━━━ Information provided

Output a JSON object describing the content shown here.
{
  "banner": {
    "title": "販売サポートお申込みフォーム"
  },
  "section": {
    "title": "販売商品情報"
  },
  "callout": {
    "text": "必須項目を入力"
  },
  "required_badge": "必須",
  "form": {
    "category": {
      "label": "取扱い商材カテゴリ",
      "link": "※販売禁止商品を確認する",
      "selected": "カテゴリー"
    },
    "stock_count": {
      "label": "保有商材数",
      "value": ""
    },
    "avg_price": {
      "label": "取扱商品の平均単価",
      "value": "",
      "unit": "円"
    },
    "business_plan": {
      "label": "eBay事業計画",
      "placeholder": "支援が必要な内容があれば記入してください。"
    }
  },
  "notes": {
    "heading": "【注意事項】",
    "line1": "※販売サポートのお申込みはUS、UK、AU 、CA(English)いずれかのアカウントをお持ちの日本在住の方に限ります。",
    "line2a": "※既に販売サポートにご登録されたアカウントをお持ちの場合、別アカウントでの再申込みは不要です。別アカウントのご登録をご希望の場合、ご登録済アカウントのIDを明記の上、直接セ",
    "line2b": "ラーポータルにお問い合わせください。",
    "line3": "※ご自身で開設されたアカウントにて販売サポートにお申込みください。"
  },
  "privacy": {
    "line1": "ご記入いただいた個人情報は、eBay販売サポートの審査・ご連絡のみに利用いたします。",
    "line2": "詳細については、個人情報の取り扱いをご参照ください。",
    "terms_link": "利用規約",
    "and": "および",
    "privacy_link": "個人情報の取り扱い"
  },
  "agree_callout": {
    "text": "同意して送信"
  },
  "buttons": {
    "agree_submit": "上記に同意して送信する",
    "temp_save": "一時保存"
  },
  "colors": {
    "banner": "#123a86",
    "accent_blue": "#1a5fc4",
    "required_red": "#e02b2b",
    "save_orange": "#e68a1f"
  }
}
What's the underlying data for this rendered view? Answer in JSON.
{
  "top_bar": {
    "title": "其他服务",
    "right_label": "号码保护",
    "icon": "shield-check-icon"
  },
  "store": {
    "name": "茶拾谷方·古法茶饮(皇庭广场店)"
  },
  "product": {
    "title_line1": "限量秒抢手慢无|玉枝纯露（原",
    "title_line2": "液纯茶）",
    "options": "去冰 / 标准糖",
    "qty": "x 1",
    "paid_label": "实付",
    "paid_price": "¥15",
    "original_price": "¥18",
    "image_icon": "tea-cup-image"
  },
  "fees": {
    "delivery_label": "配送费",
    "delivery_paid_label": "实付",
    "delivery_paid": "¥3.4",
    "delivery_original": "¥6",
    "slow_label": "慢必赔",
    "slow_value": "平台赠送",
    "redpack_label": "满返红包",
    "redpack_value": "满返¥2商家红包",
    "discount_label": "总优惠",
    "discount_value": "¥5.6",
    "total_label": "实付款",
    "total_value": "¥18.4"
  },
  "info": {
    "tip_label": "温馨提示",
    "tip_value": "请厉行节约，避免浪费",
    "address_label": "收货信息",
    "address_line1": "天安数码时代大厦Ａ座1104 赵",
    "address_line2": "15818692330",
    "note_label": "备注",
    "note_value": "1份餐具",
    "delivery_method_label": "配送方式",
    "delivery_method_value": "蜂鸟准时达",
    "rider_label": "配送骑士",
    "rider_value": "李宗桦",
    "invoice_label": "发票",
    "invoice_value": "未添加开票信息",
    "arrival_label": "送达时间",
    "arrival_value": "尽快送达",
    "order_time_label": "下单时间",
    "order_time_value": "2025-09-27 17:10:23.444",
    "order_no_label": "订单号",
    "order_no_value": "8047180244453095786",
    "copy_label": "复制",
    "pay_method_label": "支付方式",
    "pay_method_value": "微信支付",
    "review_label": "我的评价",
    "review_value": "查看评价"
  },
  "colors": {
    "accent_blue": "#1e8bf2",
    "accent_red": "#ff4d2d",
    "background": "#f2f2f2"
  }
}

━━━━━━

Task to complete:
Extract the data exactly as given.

Exercise output:
Output a JSON object describing the content shown here.
{
  "banner": {
    "title": "販売サポートお申込みフォーム"
  },
  "section": {
    "title": "販売商品情報"
  },
  "callout": {
    "text": "必須項目を入力"
  },
  "required_badge": "必須",
  "form": {
    "category": {
      "label": "取扱い商材カテゴリ",
      "link": "※販売禁止商品を確認する",
      "selected": "カテゴリー"
    },
    "stock_count": {
      "label": "保有商材数",
      "value": ""
    },
    "avg_price": {
      "label": "取扱商品の平均単価",
      "value": "",
      "unit": "円"
    },
    "business_plan": {
      "label": "eBay事業計画",
      "placeholder": "支援が必要な内容があれば記入してください。"
    }
  },
  "notes": {
    "heading": "【注意事項】",
    "line1": "※販売サポートのお申込みはUS、UK、AU 、CA(English)いずれかのアカウントをお持ちの日本在住の方に限ります。",
    "line2a": "※既に販売サポートにご登録されたアカウントをお持ちの場合、別アカウントでの再申込みは不要です。別アカウントのご登録をご希望の場合、ご登録済アカウントのIDを明記の上、直接セ",
    "line2b": "ラーポータルにお問い合わせください。",
    "line3": "※ご自身で開設されたアカウントにて販売サポートにお申込みください。"
  },
  "privacy": {
    "line1": "ご記入いただいた個人情報は、eBay販売サポートの審査・ご連絡のみに利用いたします。",
    "line2": "詳細については、個人情報の取り扱いをご参照ください。",
    "terms_link": "利用規約",
    "and": "および",
    "privacy_link": "個人情報の取り扱い"
  },
  "agree_callout": {
    "text": "同意して送信"
  },
  "buttons": {
    "agree_submit": "上記に同意して送信する",
    "temp_save": "一時保存"
  },
  "colors": {
    "banner": "#123a86",
    "accent_blue": "#1a5fc4",
    "required_red": "#e02b2b",
    "save_orange": "#e68a1f"
  }
}
What's the underlying data for this rendered view? Answer in JSON.
{
  "top_bar": {
    "title": "其他服务",
    "right_label": "号码保护",
    "icon": "shield-check-icon"
  },
  "store": {
    "name": "茶拾谷方·古法茶饮(皇庭广场店)"
  },
  "product": {
    "title_line1": "限量秒抢手慢无|玉枝纯露（原",
    "title_line2": "液纯茶）",
    "options": "去冰 / 标准糖",
    "qty": "x 1",
    "paid_label": "实付",
    "paid_price": "¥15",
    "original_price": "¥18",
    "image_icon": "tea-cup-image"
  },
  "fees": {
    "delivery_label": "配送费",
    "delivery_paid_label": "实付",
    "delivery_paid": "¥3.4",
    "delivery_original": "¥6",
    "slow_label": "慢必赔",
    "slow_value": "平台赠送",
    "redpack_label": "满返红包",
    "redpack_value": "满返¥2商家红包",
    "discount_label": "总优惠",
    "discount_value": "¥5.6",
    "total_label": "实付款",
    "total_value": "¥18.4"
  },
  "info": {
    "tip_label": "温馨提示",
    "tip_value": "请厉行节约，避免浪费",
    "address_label": "收货信息",
    "address_line1": "天安数码时代大厦Ａ座1104 赵",
    "address_line2": "15818692330",
    "note_label": "备注",
    "note_value": "1份餐具",
    "delivery_method_label": "配送方式",
    "delivery_method_value": "蜂鸟准时达",
    "rider_label": "配送骑士",
    "rider_value": "李宗桦",
    "invoice_label": "发票",
    "invoice_value": "未添加开票信息",
    "arrival_label": "送达时间",
    "arrival_value": "尽快送达",
    "order_time_label": "下单时间",
    "order_time_value": "2025-09-27 17:10:23.444",
    "order_no_label": "订单号",
    "order_no_value": "8047180244453095786",
    "copy_label": "复制",
    "pay_method_label": "支付方式",
    "pay_method_value": "微信支付",
    "review_label": "我的评价",
    "review_value": "查看评价"
  },
  "colors": {
    "accent_blue": "#1e8bf2",
    "accent_red": "#ff4d2d",
    "background": "#f2f2f2"
  }
}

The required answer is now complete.